Hermes date stamps can be found in two places: behind the strap on the front of the bag, or on the inside of right-hand-side wall of the bag.
From 2016 Hermes started stamping the code on the inside of Birkin bags instead of the back of the front strap. Unlike Chanel, which uses a numbered code to denote the production year, Hermes uses an alphabetical code to denote the year.
The letter will either be found stamped by itself, stamped inside of a circle, or stamped inside of a square. The A-Z range represents a range of 26 years. For example, the letter ‘P’ stamped in a square means the bag was made in 2012.
See the below table for reference, as the date code is a crucial step in Hermes handbag authentication.
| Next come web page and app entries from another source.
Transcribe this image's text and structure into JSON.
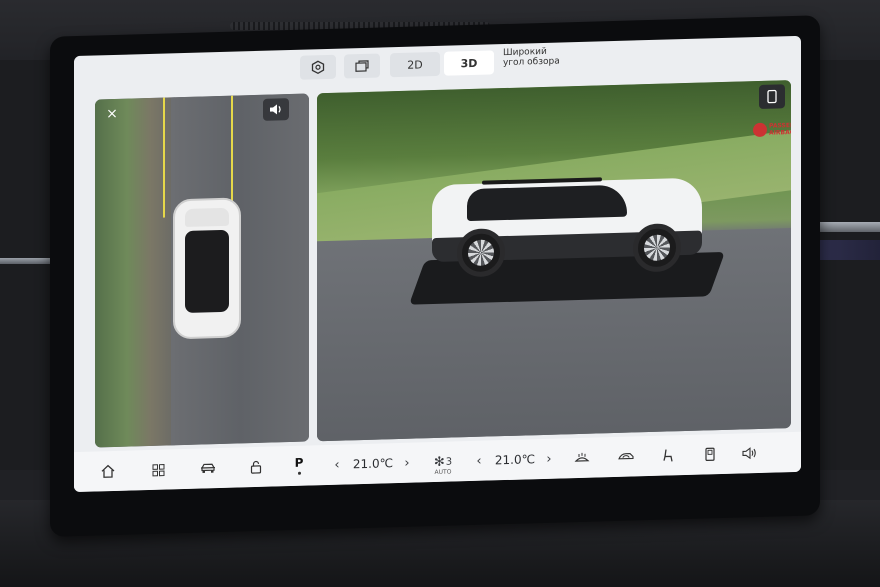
{
  "topbar": {
    "settings_icon": "hexagon-settings-icon",
    "view_toggle_icon": "window-toggle-icon",
    "mode_2d": "2D",
    "mode_3d": "3D",
    "wide_label_line1": "Широкий",
    "wide_label_line2": "угол обзора"
  },
  "topview": {
    "close_icon": "×",
    "sound_icon": "🔈"
  },
  "view3d": {
    "airbag_line1": "PASSENGER",
    "airbag_line2": "AIRBAG ON",
    "phone_icon": "▯"
  },
  "dock": {
    "home_icon": "⌂",
    "apps_icon": "▦",
    "car_icon": "🚗",
    "lock_icon": "🔓",
    "parking_label": "P",
    "left_temp_dec": "‹",
    "left_temp": "21.0℃",
    "left_temp_inc": "›",
    "fan_icon": "✻",
    "fan_level": "3",
    "fan_mode": "AUTO",
    "right_temp_dec": "‹",
    "right_temp": "21.0℃",
    "right_temp_inc": "›",
    "defrost_icon": "♨",
    "recirc_icon": "⇌",
    "seat_icon": "♿",
    "door_icon": "▯",
    "volume_icon": "🔊"
  },
  "colors": {
    "screen_bg": "#eceef1",
    "accent_active_tab": "#ffffff",
    "guide_line": "#e6d84a",
    "airbag_red": "#cc3333"
  }
}
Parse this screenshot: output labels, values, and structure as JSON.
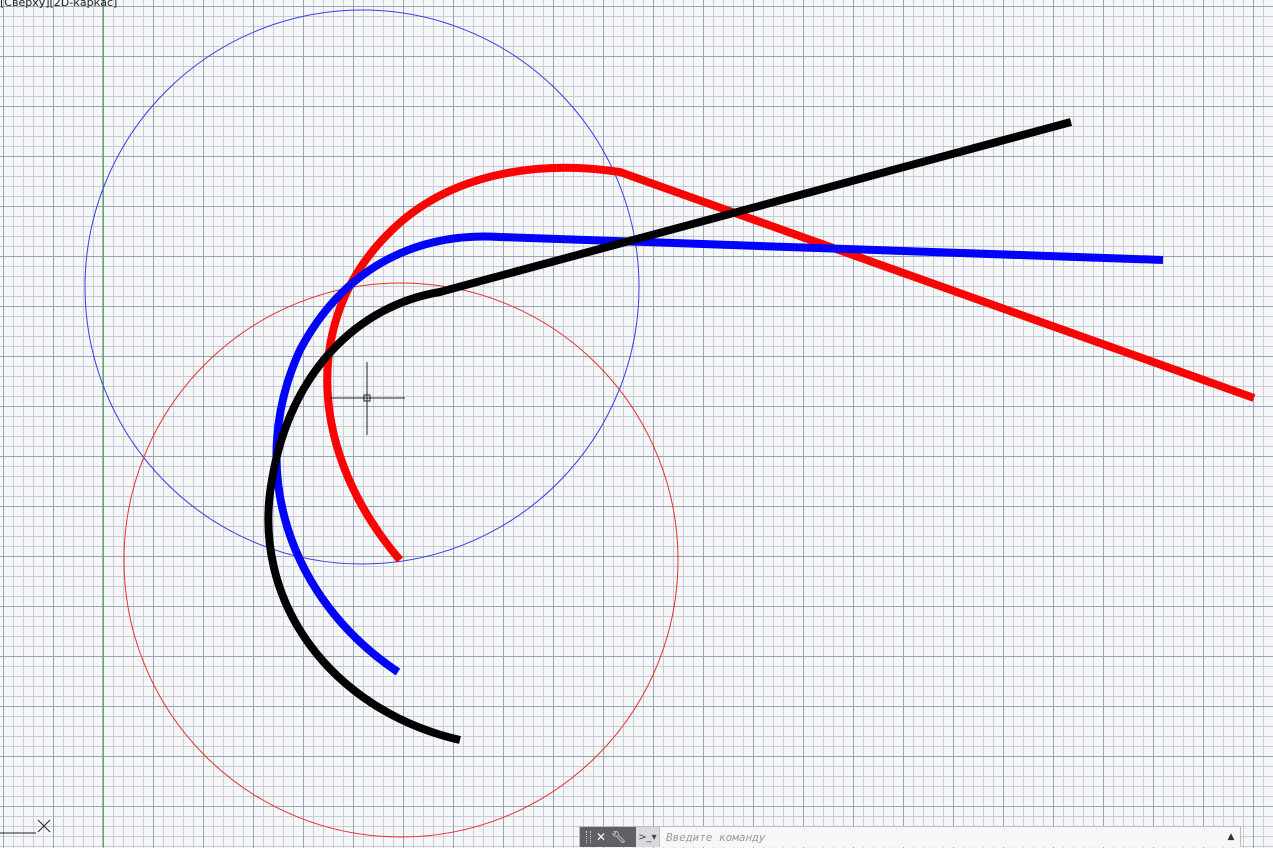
{
  "viewport": {
    "label": "[Сверху][2D-каркас]"
  },
  "colors": {
    "grid_major": "#9aa3b3",
    "grid_minor": "#c7ccd6",
    "background": "#f4f6f8",
    "guide_circle_blue": "#3a3af0",
    "guide_circle_red": "#e83030",
    "polyline_red": "#ff0000",
    "polyline_blue": "#0000ff",
    "polyline_black": "#000000",
    "y_axis_line": "#3c9a3c"
  },
  "command_line": {
    "placeholder": "Введите команду",
    "close_icon": "close-icon",
    "settings_icon": "wrench-icon",
    "prompt_icon": "command-prompt-icon",
    "history_icon": "chevron-up-icon"
  }
}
The most recent, 2020 Hermes date stamp, is a letter 'Y' stamped by itself.
Pictured: Two examples of date stamps from a red Sellier Kelly (left) and the shiny orange Porosus Birkin (right). The Z in the circle stamp denotes 1996, and the C in the square stamp denotes 1999
Be extra careful if a bag is stamped with a letter 'L' in a square. An 'L' in a square alone does not mean a bag is fake, but a lot of replica bags use this stamp.
7. Check the Hermes Brand Stamp
To an untrained eye, a counterfeit Hermes brand stamp can be incredibly deceiving. However, when authenticating an Hermes bag, especially a Birkin or Kelly, it is crucial to inspect the brand stamp.
The HERMES logo is heat-pressed on authentic bags. Many counterfeiters also heat-press their copy logos and often times on fakes you will find that the press is too deep, leaving a messy indent into the leather.
Very important! Running your finger along the logo, you should be able to feel the logo on top of the leather, not pressed into it. The Hermes font should be consistent, perfectly centered and evenly spaced - not a single visual flaw should be present.
Pictured: two examples of authentic Hermes brand stamping on varying leather types. As you can see, the stamps are clearly heat-pressed onto the leather and the font is perfect. Brand stamping may not be as contrasting on lighter and brighter colors, such as the bright orange shiny Porosus (right); by comparison, heat stamping on more common black box grain leather is far more contrasting.
Quick Reference Authentication Summary for Hermes and Kelly Bags:
- Does the bag come with an Hermes authenticity card? This is a FAKE. Hermes never sells bags with authentication paperwork. The only paperwork that will ever come with an authentic Hermes bag is CITES documents for exotic skins (i.e. alligator, crocodile). If you are buying from a reputable reseller, they can and should provide proprietary authentication papers, but these will never be Hermes-originated.
- Is the bag slouching? Does it have bulges or inconsistencies in the leather? This is a FAKE. Authentic Birkin and Kelly bags (besides Retourne Kelly bags, which feature softer leather) should stand perfectly upright.
- Are the handles floppy or off-center? This is likely a FAKE. Sturdy handles are a top selling-point of Hermes bags, and they should never slouch even with moderate use.
- Is the clochette (leather case for the keys) made of two pieces of leather stitched together? If yes, this is 100% FAKE. Real Hermes clochettes are made from a single piece of leather folded over and stitched on two sides.
- Does the dust bag logo not match the real Hermes logo? FAKE.
- Does the font on the HERMES stamps look awkward, off center or otherwise irregular? If yes, definitely FAKE.
- Do you see any glue, fraying stitches, too-good-to-be-true machine stitching? This is definitely a sign of FAKE.